Here Comes the Lady of the hour – Music for Wedding Services
The customs and legalities of a wedding can be viewed as the “bone construction” of the service. Without those legalities, without the right words, documentation, endorsements and specialists, the service can’t be a legitimate one. In any case, the stripped down of such a function can be – and should be – perfectly “dressed” with things that add to the seriousness and interest of the service. The very word “service” advise us that a wedding is one of the significant events of one’s life, that it is something meriting all the pomp and custom that the couple might wish to incorporate. This feeling of more than basically an authority system can be communicated all the more casually, as well – in which case the “custom” is very loose and with effortlessness and appeal.
Whether the wedding function is formal or casual, whether it is conventional or present day, there is no question that wonderfully picked music ads to the climate and character of the service – and a top of the line celebrant can assist the couple with picking the music that best accommodates their event.
The amount Music Would it be a good idea for us to have?

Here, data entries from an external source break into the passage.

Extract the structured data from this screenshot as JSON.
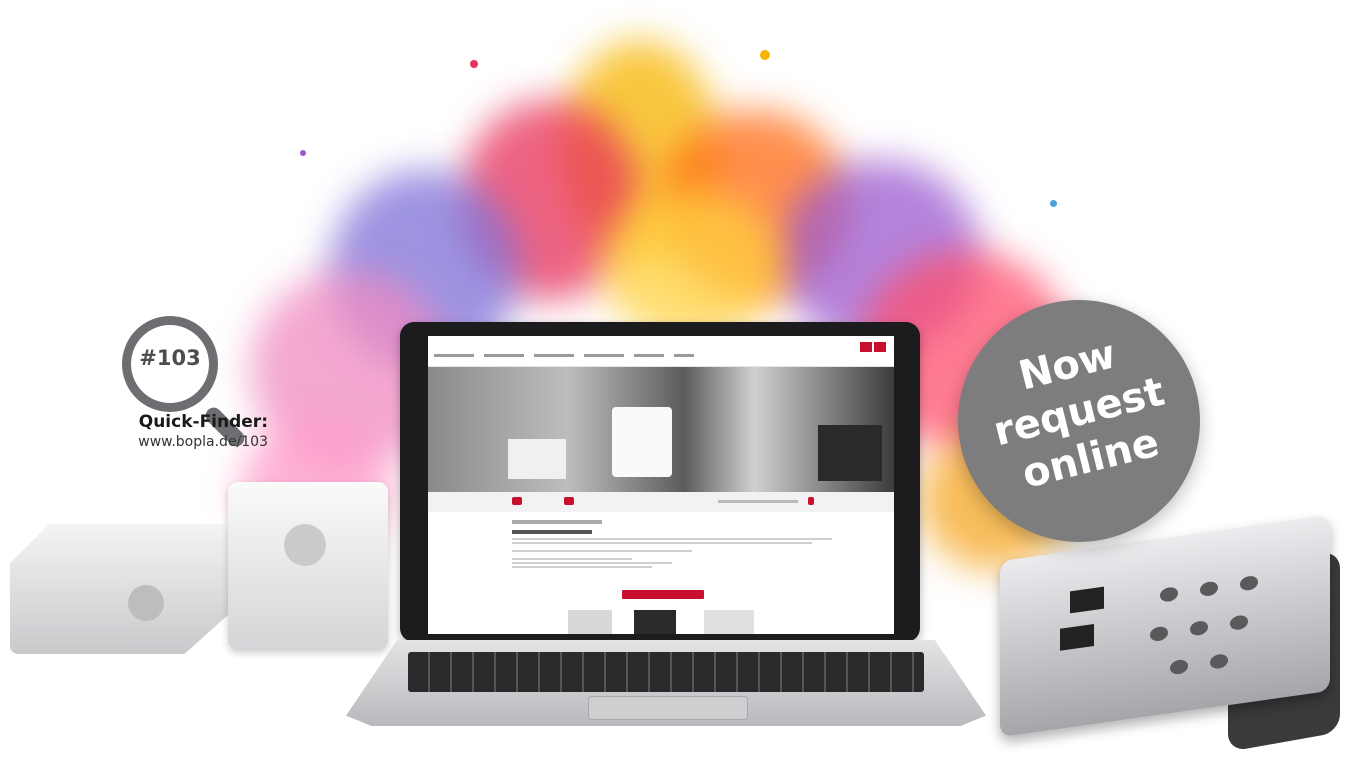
{
  "quick_finder": {
    "number": "#103",
    "label": "Quick-Finder:",
    "url": "www.bopla.de/103"
  },
  "badge": {
    "line1": "Now",
    "line2": "request",
    "line3": "online"
  },
  "colors": {
    "badge_gray": "#7d7d7f",
    "brand_red": "#c8102e",
    "magnifier_gray": "#6d6e71"
  }
}
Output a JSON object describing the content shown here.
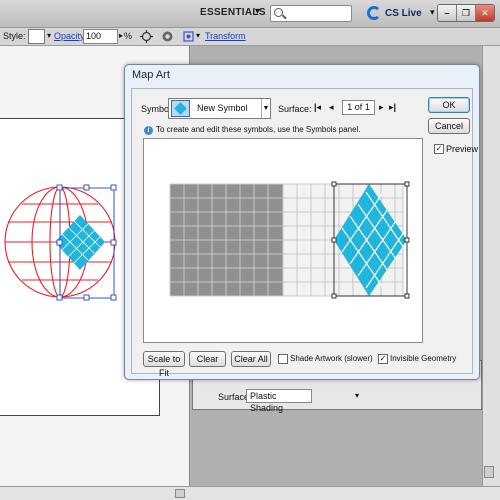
{
  "app": {
    "workspace": "ESSENTIALS",
    "search_value": "",
    "cs_live": "CS Live"
  },
  "control_bar": {
    "style_label": "Style:",
    "opacity_label": "Opacity:",
    "opacity_value": "100",
    "opacity_unit": "%",
    "transform_label": "Transform"
  },
  "underlying_dialog": {
    "surface_label": "Surface:",
    "surface_value": "Plastic Shading"
  },
  "dialog": {
    "title": "Map Art",
    "symbol_label": "Symbol:",
    "symbol_value": "New Symbol",
    "surface_label": "Surface:",
    "surface_count": "1 of 1",
    "info_text": "To create and edit these symbols, use the Symbols panel.",
    "ok_label": "OK",
    "cancel_label": "Cancel",
    "preview_label": "Preview",
    "preview_checked": true,
    "buttons": {
      "scale_to_fit": "Scale to Fit",
      "clear": "Clear",
      "clear_all": "Clear All"
    },
    "shade_artwork_label": "Shade Artwork (slower)",
    "shade_artwork_checked": false,
    "invisible_geometry_label": "Invisible Geometry",
    "invisible_geometry_checked": true,
    "colors": {
      "symbol_fill": "#20b5dd",
      "shaded_area": "#909090",
      "selection": "#1f44d8",
      "globe_lines": "#e8202a"
    }
  }
}
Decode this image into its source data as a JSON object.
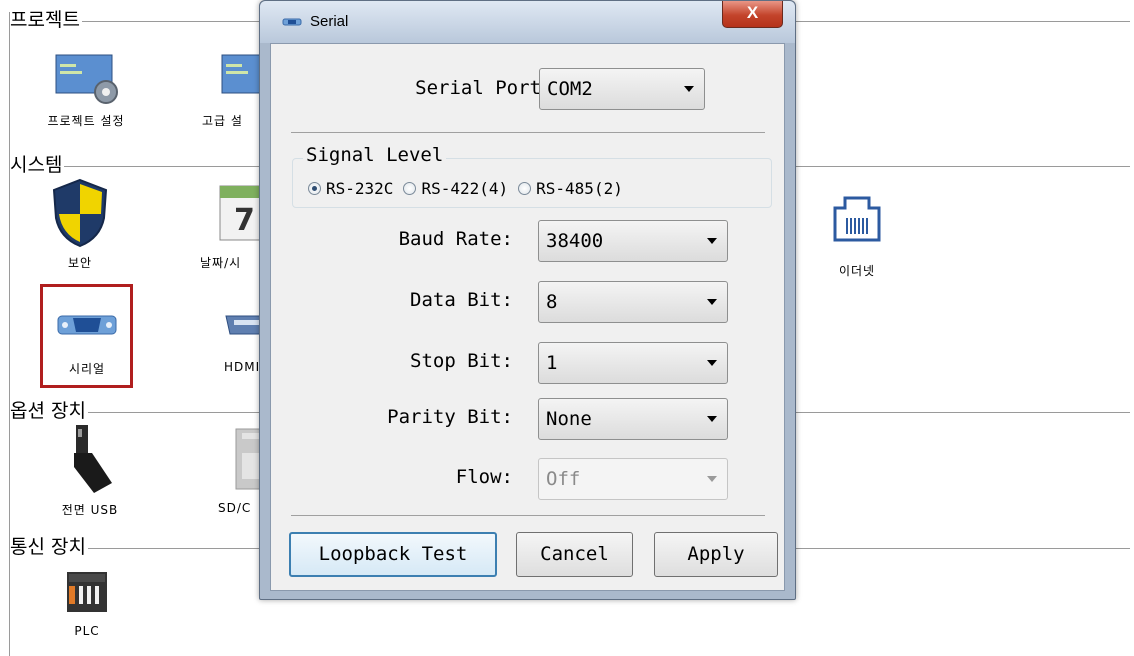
{
  "panel": {
    "sections": [
      "프로젝트",
      "시스템",
      "옵션 장치",
      "통신 장치"
    ],
    "items": {
      "project_settings": "프로젝트 설정",
      "advanced_settings": "고급 설",
      "security": "보안",
      "date_time": "날짜/시",
      "ethernet": "이더넷",
      "serial": "시리얼",
      "hdmi": "HDMI",
      "front_usb": "전면 USB",
      "sd_card": "SD/C",
      "plc": "PLC"
    },
    "calendar_digit": "7"
  },
  "dialog": {
    "title": "Serial",
    "close_glyph": "X",
    "serial_port_label": "Serial Port",
    "serial_port_value": "COM2",
    "signal_level_title": "Signal Level",
    "signal_options": [
      {
        "label": "RS-232C",
        "checked": true
      },
      {
        "label": "RS-422(4)",
        "checked": false
      },
      {
        "label": "RS-485(2)",
        "checked": false
      }
    ],
    "fields": [
      {
        "label": "Baud Rate:",
        "value": "38400",
        "enabled": true
      },
      {
        "label": "Data Bit:",
        "value": "8",
        "enabled": true
      },
      {
        "label": "Stop Bit:",
        "value": "1",
        "enabled": true
      },
      {
        "label": "Parity Bit:",
        "value": "None",
        "enabled": true
      },
      {
        "label": "Flow:",
        "value": "Off",
        "enabled": false
      }
    ],
    "buttons": {
      "loopback": "Loopback Test",
      "cancel": "Cancel",
      "apply": "Apply"
    }
  },
  "colors": {
    "highlight": "#b01e1e",
    "dialog_frame": "#aab9cc",
    "close_button": "#c3442b"
  }
}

A wedding service isn’t confined to utilize just a set number of musical pieces. Truth be told, a few weddings – typically elaborate ones – can incorporate a very surprising measure of music. Some – exceptionally straightforward ones – could pick to incorporate practically no music. Yet, my proposal as an Approved Marriage Celebrant is that the couple incorporates at least one piece, to be performed or played during the Marking of the Register. Many wedding services additionally have music played as the lady strolls down the walkway; this is known as the Lady’s Processional. Similarly many wedding functions incorporate music to be played as the lady and lucky man leave together once the last expressions of the service have been spoken; this is known as the Recessional. These are not by any means the only places in the service where music might be played or performed. Before the function starts, there might be music unobtrusively played to set the mind-set or keep the visitors engaged; psalms might be essential for a strict wedding service; more music might be incorporated before the commitments or after the promises, etc. There truly are no bars to having as much music as one needs, or as little music as one needs.